        4. Manage Acceptance Test at Development Site
        5. Beta Test Product
        6. Manage Acceptance Test at Installation Site
        7. Package Product
        8. Provide Access to Download Site
      4. Summary
    10. 16. Typical Iteration Plans
      1. Defining the Product Vision and the Business Case
        1. Result
        2. Subsequent Iterations in Inception
      2. Building an Architectural Prototype
        1. Result
        2. Subsequent Iterations in Elaboration
      3. Implementing the System
        1. Result
      4. Summary
    11. 17. Implementing the Rational Unified Process
      1. Introduction
      2. The Effect of Implementing a Process
      3. Implementing the Rational Unified Process Step by Step
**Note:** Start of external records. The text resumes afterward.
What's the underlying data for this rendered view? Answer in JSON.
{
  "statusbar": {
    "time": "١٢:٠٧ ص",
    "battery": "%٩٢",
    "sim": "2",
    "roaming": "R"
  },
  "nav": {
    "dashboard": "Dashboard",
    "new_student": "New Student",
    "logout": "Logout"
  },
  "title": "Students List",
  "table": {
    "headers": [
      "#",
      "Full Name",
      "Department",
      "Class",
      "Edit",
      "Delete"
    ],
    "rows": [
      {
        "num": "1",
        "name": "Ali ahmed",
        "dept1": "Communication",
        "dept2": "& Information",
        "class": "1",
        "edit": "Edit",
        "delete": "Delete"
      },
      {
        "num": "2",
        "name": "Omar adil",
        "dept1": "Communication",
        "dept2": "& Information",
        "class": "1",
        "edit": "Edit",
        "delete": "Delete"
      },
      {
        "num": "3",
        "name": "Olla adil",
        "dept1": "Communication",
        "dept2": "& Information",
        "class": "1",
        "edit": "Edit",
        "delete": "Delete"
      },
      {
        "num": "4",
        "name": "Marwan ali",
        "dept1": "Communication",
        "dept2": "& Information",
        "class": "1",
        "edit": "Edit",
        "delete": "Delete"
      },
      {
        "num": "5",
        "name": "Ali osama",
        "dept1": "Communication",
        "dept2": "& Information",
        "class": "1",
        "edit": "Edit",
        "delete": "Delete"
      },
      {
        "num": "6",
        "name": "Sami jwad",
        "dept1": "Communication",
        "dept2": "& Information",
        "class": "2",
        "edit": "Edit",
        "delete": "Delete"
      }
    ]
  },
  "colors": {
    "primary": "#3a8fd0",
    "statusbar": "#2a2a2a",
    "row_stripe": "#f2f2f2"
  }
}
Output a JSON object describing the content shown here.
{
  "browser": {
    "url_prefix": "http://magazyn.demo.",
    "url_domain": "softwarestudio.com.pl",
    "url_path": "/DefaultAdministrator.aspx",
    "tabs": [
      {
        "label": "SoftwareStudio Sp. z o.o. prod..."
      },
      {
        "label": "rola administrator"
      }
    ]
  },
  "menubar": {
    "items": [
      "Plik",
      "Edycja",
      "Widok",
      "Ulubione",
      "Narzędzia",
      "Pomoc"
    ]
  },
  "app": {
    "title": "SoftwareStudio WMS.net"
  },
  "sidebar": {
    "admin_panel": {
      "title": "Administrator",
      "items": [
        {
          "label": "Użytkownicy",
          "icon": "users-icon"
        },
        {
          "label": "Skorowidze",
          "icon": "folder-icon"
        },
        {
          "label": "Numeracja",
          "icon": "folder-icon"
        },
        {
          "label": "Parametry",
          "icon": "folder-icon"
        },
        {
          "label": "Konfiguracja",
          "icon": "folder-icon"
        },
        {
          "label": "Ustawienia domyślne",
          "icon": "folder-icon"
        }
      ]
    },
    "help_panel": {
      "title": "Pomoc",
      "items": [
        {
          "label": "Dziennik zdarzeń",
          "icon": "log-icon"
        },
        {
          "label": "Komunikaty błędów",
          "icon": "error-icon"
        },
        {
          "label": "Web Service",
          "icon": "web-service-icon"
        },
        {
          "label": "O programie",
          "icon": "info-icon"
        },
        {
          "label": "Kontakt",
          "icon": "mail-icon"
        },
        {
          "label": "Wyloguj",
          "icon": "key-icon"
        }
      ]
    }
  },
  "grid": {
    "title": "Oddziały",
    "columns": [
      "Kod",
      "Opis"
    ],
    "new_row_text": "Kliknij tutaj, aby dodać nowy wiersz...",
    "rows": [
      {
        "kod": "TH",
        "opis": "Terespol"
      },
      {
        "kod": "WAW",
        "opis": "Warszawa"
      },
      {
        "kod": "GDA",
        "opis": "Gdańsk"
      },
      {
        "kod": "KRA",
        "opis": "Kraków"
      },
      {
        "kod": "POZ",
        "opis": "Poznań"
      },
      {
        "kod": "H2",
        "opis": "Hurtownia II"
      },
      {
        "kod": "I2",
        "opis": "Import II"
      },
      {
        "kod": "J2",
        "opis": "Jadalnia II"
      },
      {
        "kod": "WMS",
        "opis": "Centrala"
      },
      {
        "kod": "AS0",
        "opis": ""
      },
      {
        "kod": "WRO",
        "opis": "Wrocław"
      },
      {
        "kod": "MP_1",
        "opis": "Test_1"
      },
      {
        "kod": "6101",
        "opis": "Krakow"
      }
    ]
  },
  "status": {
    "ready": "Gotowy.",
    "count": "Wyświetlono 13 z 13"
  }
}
        1. Step 1: Assess the Current State.
        2. Step 2: Set (or Revise) Goals.
        3. Step 3: Identify Risks.
        4. Step 4: Plan the Process Implementation.
        5. Step 5: Execute the Process Implementation.
        6. Step 6: Evaluate the Process Implementation.
      4. Implementing a Process Is a Project
      5. Summary
    12. A. Summary of Roles
      1. The Analyst Roles
      2. The Developer Roles
      3. The Manager Roles
      4. The Tester Roles
      5. The Production and Support Roles
      6. Additional Roles
    13. B. Summary of Artifacts
      1. Business Modeling Artifact Set
      2. Requirements Artifact Set
      3. Analysis and Design Artifact Set
      4. Implementation Artifact Set
      5. Test Artifact Set
      6. Deployment Artifact Set
      7. Configuration and Change Management Artifact Set
      8. Project Management Artifact Set
      9. Environment Artifact Set
    14. C. Acronyms
  7. Glossary
  8. Bibliography
    1. General
    2. Software Development Process
    3. Object-Oriented Technology
    4. Modeling and the Unified Modeling Language
    5. Project Management
    6. Requirements Management
    7. Configuration Management
    8. Testing and Quality
    9. Software Architecture
    10. Business Engineering
    11. Others